╭─ GIVEN RECORDS
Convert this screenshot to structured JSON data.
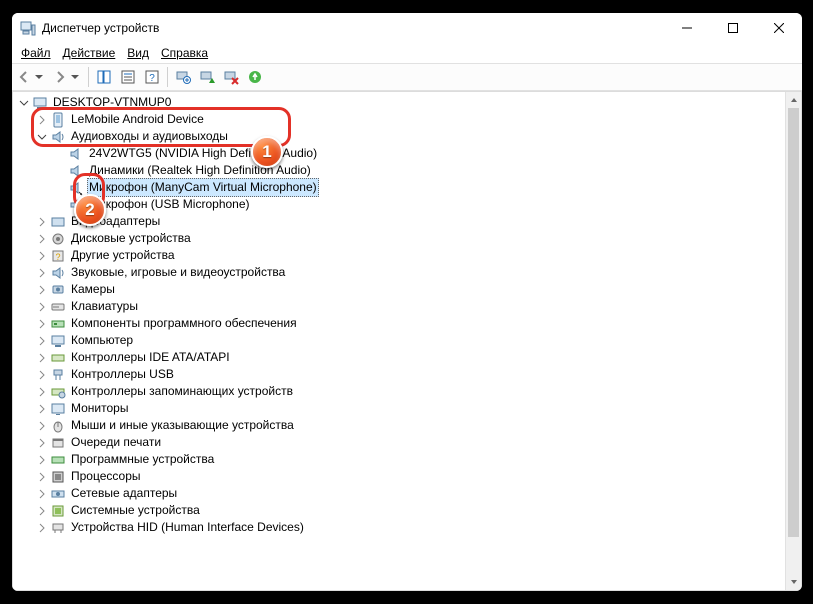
{
  "window": {
    "title": "Диспетчер устройств"
  },
  "menu": {
    "file": "Файл",
    "action": "Действие",
    "view": "Вид",
    "help": "Справка"
  },
  "tree": {
    "root": "DESKTOP-VTNMUP0",
    "android": "LeMobile Android Device",
    "audio": "Аудиовходы и аудиовыходы",
    "audio_items": [
      "24V2WTG5 (NVIDIA High Definition Audio)",
      "Динамики (Realtek High Definition Audio)",
      "Микрофон (ManyCam Virtual Microphone)",
      "Микрофон (USB Microphone)"
    ],
    "categories": [
      "Видеоадаптеры",
      "Дисковые устройства",
      "Другие устройства",
      "Звуковые, игровые и видеоустройства",
      "Камеры",
      "Клавиатуры",
      "Компоненты программного обеспечения",
      "Компьютер",
      "Контроллеры IDE ATA/ATAPI",
      "Контроллеры USB",
      "Контроллеры запоминающих устройств",
      "Мониторы",
      "Мыши и иные указывающие устройства",
      "Очереди печати",
      "Программные устройства",
      "Процессоры",
      "Сетевые адаптеры",
      "Системные устройства",
      "Устройства HID (Human Interface Devices)"
    ]
  },
  "callouts": {
    "one": "1",
    "two": "2"
  }
}
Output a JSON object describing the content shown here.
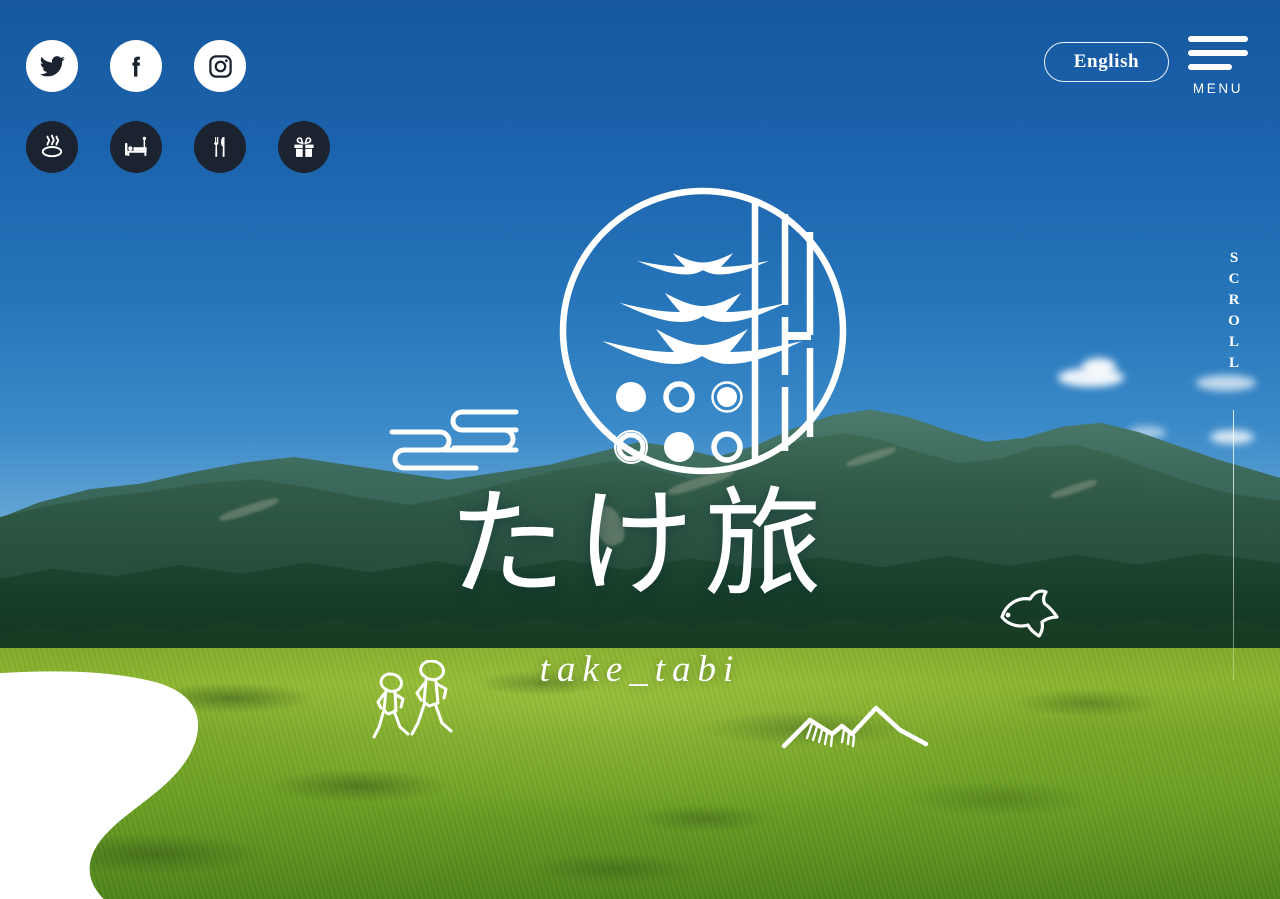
{
  "site": {
    "title_jp": "たけ旅",
    "title_en": "take_tabi"
  },
  "header": {
    "language_button": "English",
    "menu_label": "MENU",
    "menu_icon": "hamburger-icon"
  },
  "scroll_indicator": {
    "label": "SCROLL"
  },
  "social_links": [
    {
      "name": "twitter",
      "icon": "twitter-icon",
      "style": "light"
    },
    {
      "name": "facebook",
      "icon": "facebook-icon",
      "style": "light"
    },
    {
      "name": "instagram",
      "icon": "instagram-icon",
      "style": "light"
    }
  ],
  "category_links": [
    {
      "name": "onsen",
      "icon": "hot-spring-icon",
      "style": "dark"
    },
    {
      "name": "stay",
      "icon": "bed-icon",
      "style": "dark"
    },
    {
      "name": "eat",
      "icon": "restaurant-icon",
      "style": "dark"
    },
    {
      "name": "souvenir",
      "icon": "gift-icon",
      "style": "dark"
    }
  ],
  "logo": {
    "name": "take-tabi-circular-emblem",
    "elements": [
      "pagoda-roof",
      "six-dots",
      "bamboo-stalks",
      "circle-border"
    ]
  },
  "doodles": [
    {
      "name": "cloud-motif",
      "icon": "cloud-doodle-icon"
    },
    {
      "name": "walking-people",
      "icon": "people-walking-doodle-icon"
    },
    {
      "name": "fish",
      "icon": "fish-doodle-icon"
    },
    {
      "name": "mountains",
      "icon": "mountain-doodle-icon"
    }
  ],
  "colors": {
    "sky_top": "#14589f",
    "sky_bottom": "#64a6d6",
    "icon_dark": "#1c2330",
    "icon_light": "#ffffff",
    "accent_white": "#ffffff",
    "meadow_green": "#8fb832"
  },
  "background": {
    "scene": "mountain-landscape-photo",
    "description": "blue sky over green mountains with meadow"
  }
}
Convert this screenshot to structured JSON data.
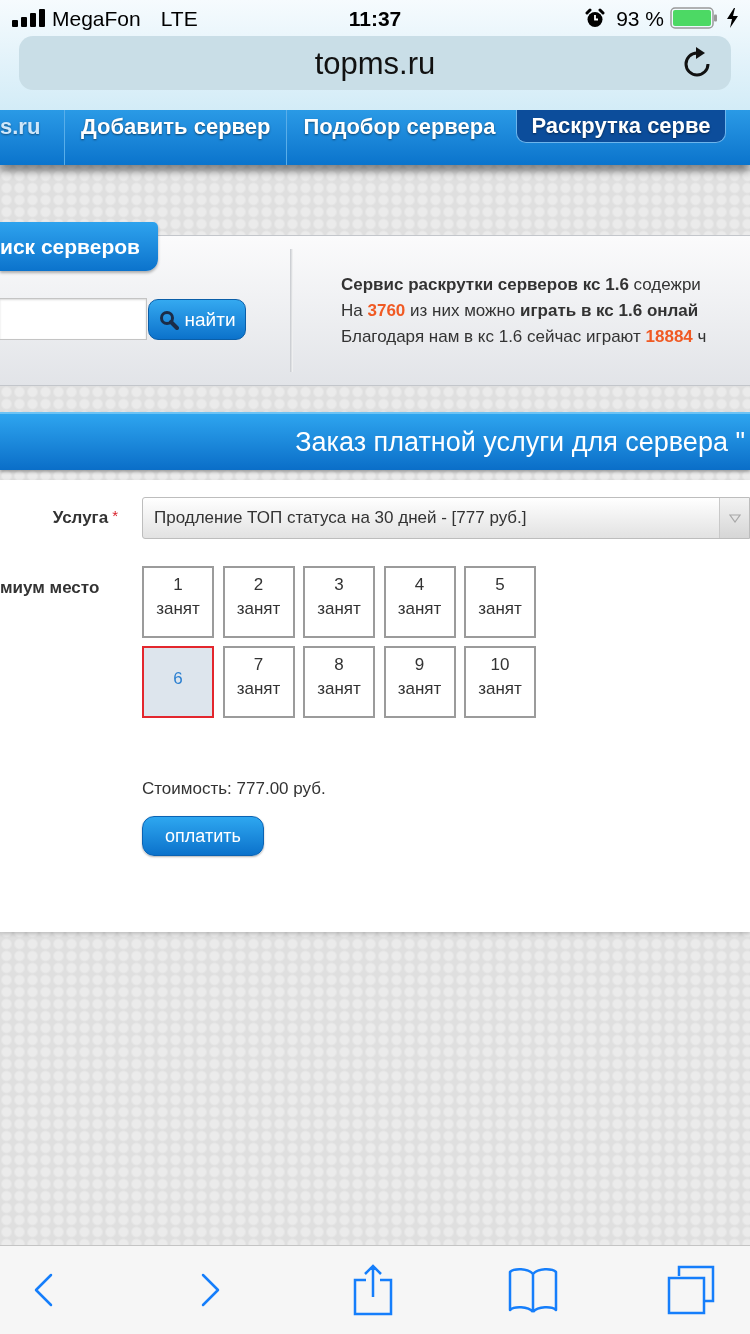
{
  "status_bar": {
    "carrier": "MegaFon",
    "network": "LTE",
    "time": "11:37",
    "battery": "93 %"
  },
  "address_bar": {
    "url": "topms.ru"
  },
  "site_nav": {
    "logo": "s.ru",
    "items": [
      {
        "label": "Добавить сервер",
        "selected": false
      },
      {
        "label": "Подобор сервера",
        "selected": false
      },
      {
        "label": "Раскрутка серве",
        "selected": true
      }
    ]
  },
  "search_panel": {
    "title": "иск серверов",
    "button": "найти",
    "info_lines": [
      {
        "segments": [
          {
            "kind": "bold",
            "text": "Сервис раскрутки серверов кс 1.6"
          },
          {
            "kind": "plain",
            "text": " содежри"
          }
        ]
      },
      {
        "segments": [
          {
            "kind": "plain",
            "text": "На "
          },
          {
            "kind": "number",
            "text": "3760"
          },
          {
            "kind": "plain",
            "text": " из них можно "
          },
          {
            "kind": "bold",
            "text": "играть в кс 1.6 онлай"
          }
        ]
      },
      {
        "segments": [
          {
            "kind": "plain",
            "text": "Благодаря нам в кс 1.6 сейчас играют "
          },
          {
            "kind": "number",
            "text": "18884"
          },
          {
            "kind": "plain",
            "text": " ч"
          }
        ]
      }
    ]
  },
  "order": {
    "title": "Заказ платной услуги для сервера \"",
    "service": {
      "label": "Услуга",
      "required_mark": "*",
      "value": "Продление ТОП статуса на 30 дней - [777 руб.]"
    },
    "place": {
      "label": "миум место",
      "slots": [
        {
          "number": "1",
          "status": "занят",
          "selected": false
        },
        {
          "number": "2",
          "status": "занят",
          "selected": false
        },
        {
          "number": "3",
          "status": "занят",
          "selected": false
        },
        {
          "number": "4",
          "status": "занят",
          "selected": false
        },
        {
          "number": "5",
          "status": "занят",
          "selected": false
        },
        {
          "number": "6",
          "selected": true
        },
        {
          "number": "7",
          "status": "занят",
          "selected": false
        },
        {
          "number": "8",
          "status": "занят",
          "selected": false
        },
        {
          "number": "9",
          "status": "занят",
          "selected": false
        },
        {
          "number": "10",
          "status": "занят",
          "selected": false
        }
      ]
    },
    "cost": "Стоимость: 777.00 руб.",
    "pay_button": "оплатить"
  }
}
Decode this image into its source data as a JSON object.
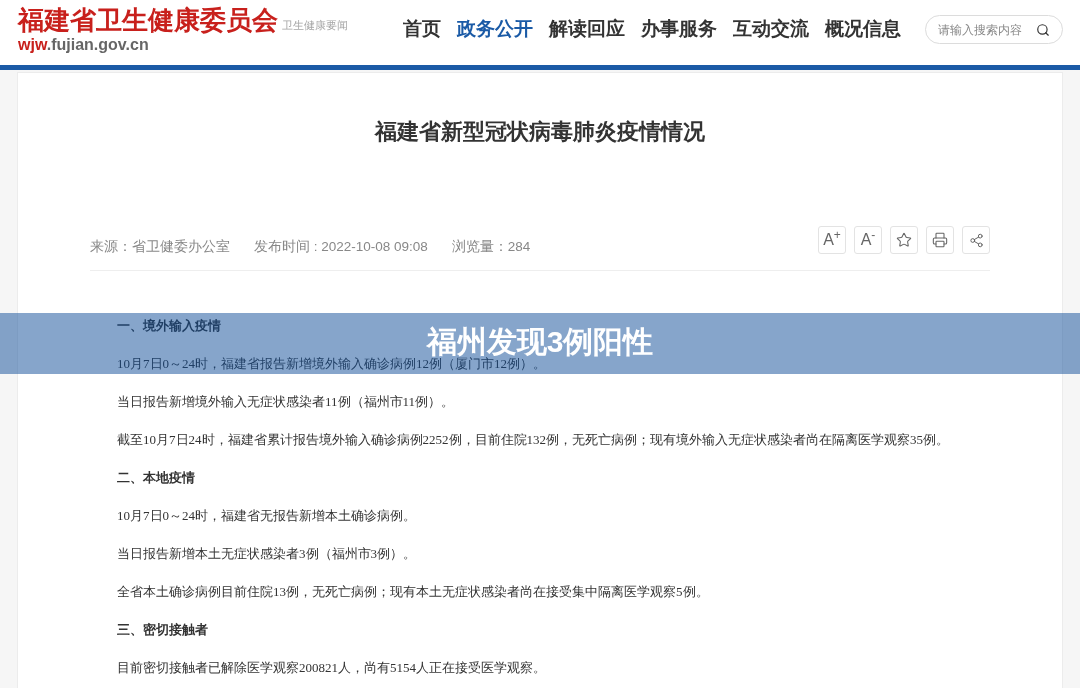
{
  "header": {
    "logo_title": "福建省卫生健康委员会",
    "faded_text": "卫生健康要闻",
    "url": {
      "highlight": "wjw",
      "rest": ".fujian.gov.cn"
    }
  },
  "nav": [
    {
      "label": "首页",
      "selected": false
    },
    {
      "label": "政务公开",
      "selected": true
    },
    {
      "label": "解读回应",
      "selected": false
    },
    {
      "label": "办事服务",
      "selected": false
    },
    {
      "label": "互动交流",
      "selected": false
    },
    {
      "label": "概况信息",
      "selected": false
    }
  ],
  "search": {
    "placeholder": "请输入搜索内容"
  },
  "article": {
    "title": "福建省新型冠状病毒肺炎疫情情况",
    "meta": [
      "来源：省卫健委办公室",
      "发布时间 : 2022-10-08 09:08",
      "浏览量：284"
    ],
    "tools": [
      {
        "kind": "font_up",
        "label": "A$^{+}$"
      },
      {
        "kind": "font_down",
        "label": "A$^{-}$"
      },
      {
        "kind": "star"
      },
      {
        "kind": "print"
      },
      {
        "kind": "share"
      }
    ],
    "paragraphs": [
      {
        "kind": "heading",
        "text": "一、境外输入疫情"
      },
      {
        "kind": "body",
        "text": "10月7日0～24时，福建省报告新增境外输入确诊病例12例（厦门市12例）。"
      },
      {
        "kind": "body",
        "text": "当日报告新增境外输入无症状感染者11例（福州市11例）。"
      },
      {
        "kind": "body",
        "text": "截至10月7日24时，福建省累计报告境外输入确诊病例2252例，目前住院132例，无死亡病例；现有境外输入无症状感染者尚在隔离医学观察35例。"
      },
      {
        "kind": "heading",
        "text": "二、本地疫情"
      },
      {
        "kind": "body",
        "text": "10月7日0～24时，福建省无报告新增本土确诊病例。"
      },
      {
        "kind": "body",
        "text": "当日报告新增本土无症状感染者3例（福州市3例）。"
      },
      {
        "kind": "body",
        "text": "全省本土确诊病例目前住院13例，无死亡病例；现有本土无症状感染者尚在接受集中隔离医学观察5例。"
      },
      {
        "kind": "heading",
        "text": "三、密切接触者"
      },
      {
        "kind": "body",
        "text": "目前密切接触者已解除医学观察200821人，尚有5154人正在接受医学观察。"
      }
    ]
  },
  "banner": {
    "title": "福州发现3例阳性"
  }
}
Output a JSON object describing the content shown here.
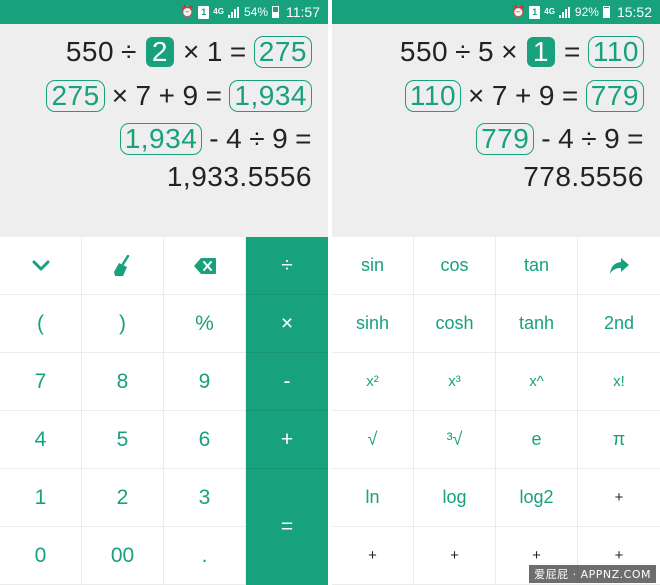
{
  "colors": {
    "accent": "#17a17d",
    "display_bg": "#eeeeee",
    "text": "#222222"
  },
  "left": {
    "status": {
      "battery": "54%",
      "time": "11:57",
      "sim": "1",
      "network": "4G"
    },
    "display": {
      "line1": {
        "a": "550",
        "op1": "÷",
        "b": "2",
        "op2": "×",
        "c": "1",
        "eq": "=",
        "result": "275"
      },
      "line2": {
        "a": "275",
        "op1": "×",
        "b": "7",
        "op2": "+",
        "c": "9",
        "eq": "=",
        "result": "1,934"
      },
      "line3": {
        "a": "1,934",
        "op1": "-",
        "b": "4",
        "op2": "÷",
        "c": "9",
        "eq": "="
      },
      "result": "1,933.5556"
    },
    "keys": {
      "row2": [
        "(",
        ")",
        "%"
      ],
      "row3": [
        "7",
        "8",
        "9"
      ],
      "row4": [
        "4",
        "5",
        "6"
      ],
      "row5": [
        "1",
        "2",
        "3"
      ],
      "row6": [
        "0",
        "00",
        "."
      ],
      "ops": [
        "÷",
        "×",
        "-",
        "+",
        "="
      ]
    },
    "icons": {
      "collapse": "chevron-down-icon",
      "clear": "broom-icon",
      "backspace": "backspace-icon"
    }
  },
  "right": {
    "status": {
      "battery": "92%",
      "time": "15:52",
      "sim": "1",
      "network": "4G"
    },
    "display": {
      "line1": {
        "a": "550",
        "op1": "÷",
        "b": "5",
        "op2": "×",
        "c": "1",
        "eq": "=",
        "result": "110"
      },
      "line2": {
        "a": "110",
        "op1": "×",
        "b": "7",
        "op2": "+",
        "c": "9",
        "eq": "=",
        "result": "779"
      },
      "line3": {
        "a": "779",
        "op1": "-",
        "b": "4",
        "op2": "÷",
        "c": "9",
        "eq": "="
      },
      "result": "778.5556"
    },
    "keys": {
      "row1": [
        "sin",
        "cos",
        "tan"
      ],
      "row2": [
        "sinh",
        "cosh",
        "tanh",
        "2nd"
      ],
      "row3": [
        "x²",
        "x³",
        "x^",
        "x!"
      ],
      "row4": [
        "√",
        "³√",
        "e",
        "π"
      ],
      "row5": [
        "ln",
        "log",
        "log2",
        "+"
      ],
      "row6": [
        "+",
        "+",
        "+",
        "+"
      ]
    },
    "icons": {
      "share": "share-arrow-icon"
    }
  },
  "watermark": "爱屁屁 · APPNZ.COM"
}
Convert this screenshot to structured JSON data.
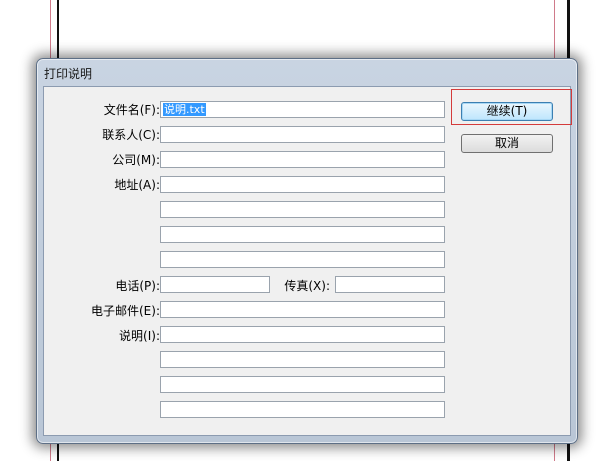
{
  "dialog": {
    "title": "打印说明",
    "labels": {
      "filename": "文件名(F):",
      "contact": "联系人(C):",
      "company": "公司(M):",
      "address": "地址(A):",
      "phone": "电话(P):",
      "fax": "传真(X):",
      "email": "电子邮件(E):",
      "notes": "说明(I):"
    },
    "fields": {
      "filename_value": "说明.txt",
      "contact_value": "",
      "company_value": "",
      "address_values": [
        "",
        "",
        "",
        ""
      ],
      "phone_value": "",
      "fax_value": "",
      "email_value": "",
      "notes_values": [
        "",
        "",
        "",
        ""
      ]
    },
    "buttons": {
      "continue": "继续(T)",
      "cancel": "取消"
    }
  },
  "colors": {
    "selection": "#3399ff",
    "highlight_box": "#d43b3b",
    "default_button": "#bee6fd"
  }
}
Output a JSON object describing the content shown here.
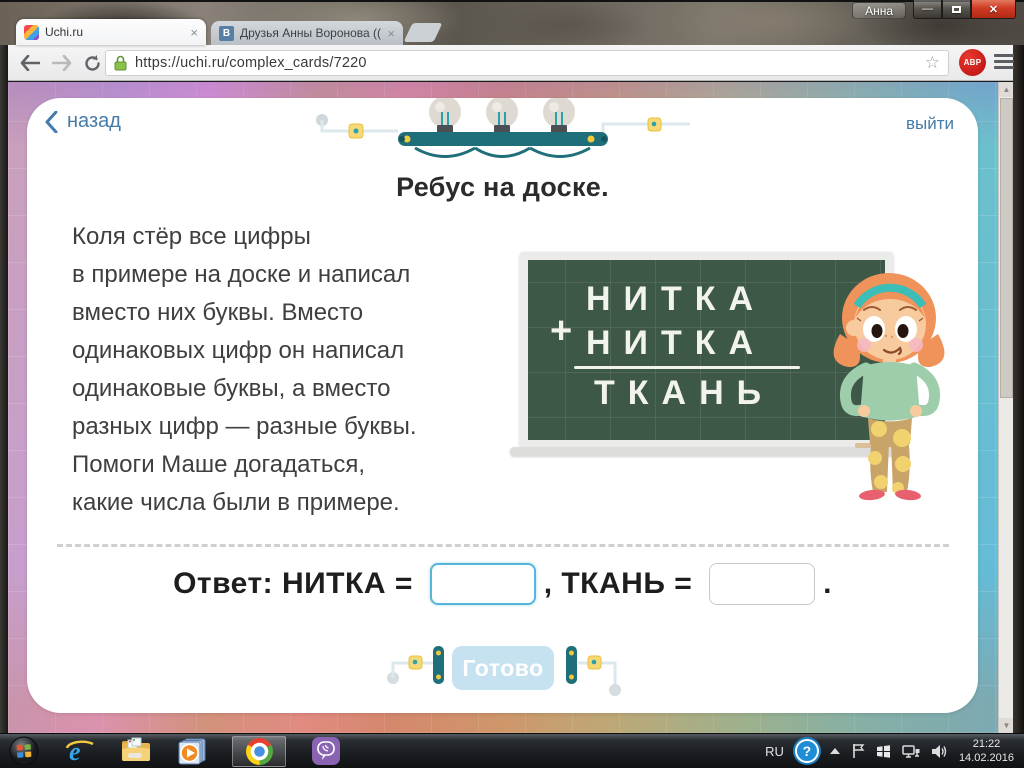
{
  "browser": {
    "tabs": [
      {
        "label": "Uchi.ru"
      },
      {
        "label": "Друзья Анны Воронова (("
      }
    ],
    "tab_close": "×",
    "profile": "Анна",
    "min_glyph": "—",
    "close_glyph": "✕",
    "url": "https://uchi.ru/complex_cards/7220",
    "star": "☆",
    "abp": "ABP"
  },
  "page": {
    "back": "назад",
    "logout": "выйти",
    "title": "Ребус на доске.",
    "task": [
      "Коля стёр все цифры",
      "в примере на доске и написал",
      "вместо них буквы. Вместо",
      "одинаковых цифр он написал",
      "одинаковые буквы, а вместо",
      "разных цифр — разные буквы.",
      "Помоги Маше догадаться,",
      "какие числа были в примере."
    ],
    "board": {
      "plus": "+",
      "addend1": "НИТКА",
      "addend2": "НИТКА",
      "sum": "ТКАНЬ"
    },
    "answer": {
      "label1": "Ответ: НИТКА = ",
      "input1": "",
      "label2": ", ТКАНЬ = ",
      "input2": "",
      "period": ".",
      "submit": "Готово"
    }
  },
  "taskbar": {
    "lang": "RU",
    "help": "?",
    "time": "21:22",
    "date": "14.02.2016"
  },
  "colors": {
    "accent_blue": "#447ba8",
    "board_green": "#3d5847",
    "chalk": "#f3f3ee",
    "done_button": "#c6e2f0",
    "input_focus": "#57b5d9"
  }
}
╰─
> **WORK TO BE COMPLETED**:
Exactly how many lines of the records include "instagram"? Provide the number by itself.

> **THE COMPLETED TASK**:
2